PROBLEM DETAILS: Lines from the entries below that hold "true" form the answer; copy all of them.

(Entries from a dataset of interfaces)
+ + + + +

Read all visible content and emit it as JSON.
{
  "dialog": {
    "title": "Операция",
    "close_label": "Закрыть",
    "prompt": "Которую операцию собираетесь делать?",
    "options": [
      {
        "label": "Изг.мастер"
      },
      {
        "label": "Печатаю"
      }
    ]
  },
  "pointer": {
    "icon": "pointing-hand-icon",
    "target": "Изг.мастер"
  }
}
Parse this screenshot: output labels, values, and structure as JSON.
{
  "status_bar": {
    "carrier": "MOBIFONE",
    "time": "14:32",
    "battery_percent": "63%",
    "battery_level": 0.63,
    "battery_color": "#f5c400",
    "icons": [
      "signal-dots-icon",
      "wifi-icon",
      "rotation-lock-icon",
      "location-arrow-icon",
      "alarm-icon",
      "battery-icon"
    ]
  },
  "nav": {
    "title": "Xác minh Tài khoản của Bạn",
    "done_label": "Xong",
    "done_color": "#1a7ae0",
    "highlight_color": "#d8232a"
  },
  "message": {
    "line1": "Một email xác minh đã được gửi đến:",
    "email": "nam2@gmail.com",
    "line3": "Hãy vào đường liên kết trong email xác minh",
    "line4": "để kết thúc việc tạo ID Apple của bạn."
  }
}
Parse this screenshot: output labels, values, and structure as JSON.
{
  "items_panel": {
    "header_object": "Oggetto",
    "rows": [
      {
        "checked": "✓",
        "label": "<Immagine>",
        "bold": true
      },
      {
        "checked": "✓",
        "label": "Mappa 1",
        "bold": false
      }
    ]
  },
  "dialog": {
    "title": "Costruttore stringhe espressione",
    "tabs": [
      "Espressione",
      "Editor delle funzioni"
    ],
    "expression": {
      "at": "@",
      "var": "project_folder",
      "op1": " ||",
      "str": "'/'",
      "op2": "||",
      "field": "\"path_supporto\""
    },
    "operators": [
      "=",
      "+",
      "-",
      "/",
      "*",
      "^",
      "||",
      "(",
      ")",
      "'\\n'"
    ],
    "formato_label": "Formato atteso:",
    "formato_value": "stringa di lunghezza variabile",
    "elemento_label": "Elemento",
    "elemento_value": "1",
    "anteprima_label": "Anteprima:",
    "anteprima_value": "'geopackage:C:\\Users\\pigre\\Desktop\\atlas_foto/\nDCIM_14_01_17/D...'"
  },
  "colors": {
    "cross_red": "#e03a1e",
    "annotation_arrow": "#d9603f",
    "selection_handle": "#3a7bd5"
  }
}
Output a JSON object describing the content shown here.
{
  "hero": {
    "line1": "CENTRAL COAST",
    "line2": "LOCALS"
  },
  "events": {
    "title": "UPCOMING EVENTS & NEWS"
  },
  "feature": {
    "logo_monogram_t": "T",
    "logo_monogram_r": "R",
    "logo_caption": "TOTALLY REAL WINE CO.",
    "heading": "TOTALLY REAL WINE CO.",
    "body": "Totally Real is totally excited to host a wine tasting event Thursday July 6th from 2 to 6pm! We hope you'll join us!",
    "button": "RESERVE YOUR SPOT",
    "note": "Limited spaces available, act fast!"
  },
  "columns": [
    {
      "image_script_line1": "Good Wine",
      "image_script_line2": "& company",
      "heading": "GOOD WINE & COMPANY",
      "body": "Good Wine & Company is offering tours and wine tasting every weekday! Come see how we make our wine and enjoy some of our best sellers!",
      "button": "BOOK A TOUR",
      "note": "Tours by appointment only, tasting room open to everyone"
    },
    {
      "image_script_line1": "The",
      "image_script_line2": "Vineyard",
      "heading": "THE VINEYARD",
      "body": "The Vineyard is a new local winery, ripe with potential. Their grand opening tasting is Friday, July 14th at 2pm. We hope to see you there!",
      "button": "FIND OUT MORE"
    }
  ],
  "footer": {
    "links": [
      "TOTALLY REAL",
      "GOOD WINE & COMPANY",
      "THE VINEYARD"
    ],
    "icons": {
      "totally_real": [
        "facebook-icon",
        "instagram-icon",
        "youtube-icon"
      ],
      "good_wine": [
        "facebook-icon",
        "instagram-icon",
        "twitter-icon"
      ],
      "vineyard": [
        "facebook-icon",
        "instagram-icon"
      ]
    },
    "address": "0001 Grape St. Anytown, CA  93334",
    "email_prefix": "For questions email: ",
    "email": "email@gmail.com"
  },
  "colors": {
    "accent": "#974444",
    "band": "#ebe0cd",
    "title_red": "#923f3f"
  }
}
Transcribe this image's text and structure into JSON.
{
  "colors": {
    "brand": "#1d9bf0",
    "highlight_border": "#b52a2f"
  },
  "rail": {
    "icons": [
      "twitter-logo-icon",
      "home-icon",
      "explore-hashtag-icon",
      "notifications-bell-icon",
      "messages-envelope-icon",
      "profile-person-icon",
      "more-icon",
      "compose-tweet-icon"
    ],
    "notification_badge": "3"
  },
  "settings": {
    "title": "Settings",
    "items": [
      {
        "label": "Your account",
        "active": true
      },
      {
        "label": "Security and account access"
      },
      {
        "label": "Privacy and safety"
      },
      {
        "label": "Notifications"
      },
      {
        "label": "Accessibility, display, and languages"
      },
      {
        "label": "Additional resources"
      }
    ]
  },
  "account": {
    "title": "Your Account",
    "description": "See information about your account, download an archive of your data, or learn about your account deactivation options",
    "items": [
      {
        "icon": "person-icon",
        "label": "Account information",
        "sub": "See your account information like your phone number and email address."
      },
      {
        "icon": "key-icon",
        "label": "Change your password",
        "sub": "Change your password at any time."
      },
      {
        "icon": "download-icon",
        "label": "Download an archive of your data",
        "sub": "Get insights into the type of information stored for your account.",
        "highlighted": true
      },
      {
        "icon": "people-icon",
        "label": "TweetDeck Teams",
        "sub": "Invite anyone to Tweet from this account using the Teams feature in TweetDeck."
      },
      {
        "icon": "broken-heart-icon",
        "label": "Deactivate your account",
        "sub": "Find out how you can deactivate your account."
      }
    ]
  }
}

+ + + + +

PROBLEM SOLUTION:
        "bold": true
        "active": true
        "highlighted": true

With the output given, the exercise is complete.